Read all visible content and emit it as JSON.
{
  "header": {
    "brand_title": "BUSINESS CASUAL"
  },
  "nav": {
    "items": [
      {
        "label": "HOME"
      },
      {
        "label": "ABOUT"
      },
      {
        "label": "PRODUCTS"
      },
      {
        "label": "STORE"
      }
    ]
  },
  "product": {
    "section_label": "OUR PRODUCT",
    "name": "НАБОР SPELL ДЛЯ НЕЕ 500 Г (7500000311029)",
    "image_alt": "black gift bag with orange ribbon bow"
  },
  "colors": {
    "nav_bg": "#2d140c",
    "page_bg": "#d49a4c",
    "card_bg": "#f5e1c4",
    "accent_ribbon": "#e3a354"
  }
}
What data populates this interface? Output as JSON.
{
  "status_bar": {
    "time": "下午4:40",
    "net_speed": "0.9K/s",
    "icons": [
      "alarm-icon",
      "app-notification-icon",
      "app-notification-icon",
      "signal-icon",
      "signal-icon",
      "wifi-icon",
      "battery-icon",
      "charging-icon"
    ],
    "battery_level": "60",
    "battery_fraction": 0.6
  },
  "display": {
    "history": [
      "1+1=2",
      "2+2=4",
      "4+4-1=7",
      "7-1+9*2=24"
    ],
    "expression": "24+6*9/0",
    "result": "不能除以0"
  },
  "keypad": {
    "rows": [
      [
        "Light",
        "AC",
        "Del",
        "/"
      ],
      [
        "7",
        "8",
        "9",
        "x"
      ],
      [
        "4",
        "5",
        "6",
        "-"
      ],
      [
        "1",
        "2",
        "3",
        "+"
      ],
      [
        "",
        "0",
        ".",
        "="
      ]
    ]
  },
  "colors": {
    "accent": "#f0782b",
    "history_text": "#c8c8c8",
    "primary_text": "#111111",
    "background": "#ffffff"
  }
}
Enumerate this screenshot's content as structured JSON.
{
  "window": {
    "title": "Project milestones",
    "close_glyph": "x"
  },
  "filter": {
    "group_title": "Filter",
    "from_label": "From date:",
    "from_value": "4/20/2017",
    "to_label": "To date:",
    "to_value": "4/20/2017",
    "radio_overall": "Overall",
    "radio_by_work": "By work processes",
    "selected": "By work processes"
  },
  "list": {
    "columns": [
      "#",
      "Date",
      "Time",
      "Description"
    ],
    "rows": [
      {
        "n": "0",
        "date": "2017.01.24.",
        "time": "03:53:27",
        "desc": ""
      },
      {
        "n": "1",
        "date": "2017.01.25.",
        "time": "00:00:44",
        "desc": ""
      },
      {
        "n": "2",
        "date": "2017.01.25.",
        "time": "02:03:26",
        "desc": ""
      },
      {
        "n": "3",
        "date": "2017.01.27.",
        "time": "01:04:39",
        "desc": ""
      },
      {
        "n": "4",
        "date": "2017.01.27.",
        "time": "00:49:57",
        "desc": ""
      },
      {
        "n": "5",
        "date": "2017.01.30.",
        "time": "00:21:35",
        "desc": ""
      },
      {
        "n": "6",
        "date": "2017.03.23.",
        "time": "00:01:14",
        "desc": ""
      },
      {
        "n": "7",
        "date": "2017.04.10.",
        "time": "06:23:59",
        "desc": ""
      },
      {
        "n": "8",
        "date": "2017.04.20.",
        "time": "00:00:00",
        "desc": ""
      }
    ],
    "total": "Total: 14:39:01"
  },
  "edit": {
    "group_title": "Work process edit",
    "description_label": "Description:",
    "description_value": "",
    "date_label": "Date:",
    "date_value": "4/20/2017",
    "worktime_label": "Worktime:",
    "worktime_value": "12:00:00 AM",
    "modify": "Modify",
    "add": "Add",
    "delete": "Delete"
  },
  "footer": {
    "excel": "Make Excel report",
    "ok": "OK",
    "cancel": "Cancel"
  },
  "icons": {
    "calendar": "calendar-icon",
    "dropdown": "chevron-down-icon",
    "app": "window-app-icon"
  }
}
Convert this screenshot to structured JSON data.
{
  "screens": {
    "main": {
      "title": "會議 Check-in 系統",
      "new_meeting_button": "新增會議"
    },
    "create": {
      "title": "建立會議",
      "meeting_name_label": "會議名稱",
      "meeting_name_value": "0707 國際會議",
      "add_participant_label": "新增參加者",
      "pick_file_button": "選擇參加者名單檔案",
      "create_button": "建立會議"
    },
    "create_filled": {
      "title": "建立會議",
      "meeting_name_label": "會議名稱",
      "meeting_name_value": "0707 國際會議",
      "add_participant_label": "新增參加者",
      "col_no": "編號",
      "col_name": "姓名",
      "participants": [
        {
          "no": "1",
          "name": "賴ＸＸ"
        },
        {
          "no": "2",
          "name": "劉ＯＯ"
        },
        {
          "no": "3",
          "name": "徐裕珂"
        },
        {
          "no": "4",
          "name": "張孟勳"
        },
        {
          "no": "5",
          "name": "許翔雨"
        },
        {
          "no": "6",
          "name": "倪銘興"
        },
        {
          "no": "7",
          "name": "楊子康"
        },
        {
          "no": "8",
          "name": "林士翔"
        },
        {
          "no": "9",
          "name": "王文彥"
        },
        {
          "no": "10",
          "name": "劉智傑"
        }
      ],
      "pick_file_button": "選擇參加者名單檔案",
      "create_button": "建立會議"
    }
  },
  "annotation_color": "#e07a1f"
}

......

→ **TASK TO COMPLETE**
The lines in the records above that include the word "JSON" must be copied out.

→ **EXERCISE OUTPUT**
Read all visible content and emit it as JSON.
What data populates this interface? Output as JSON.
Enumerate this screenshot's content as structured JSON.
Convert this screenshot to structured JSON data.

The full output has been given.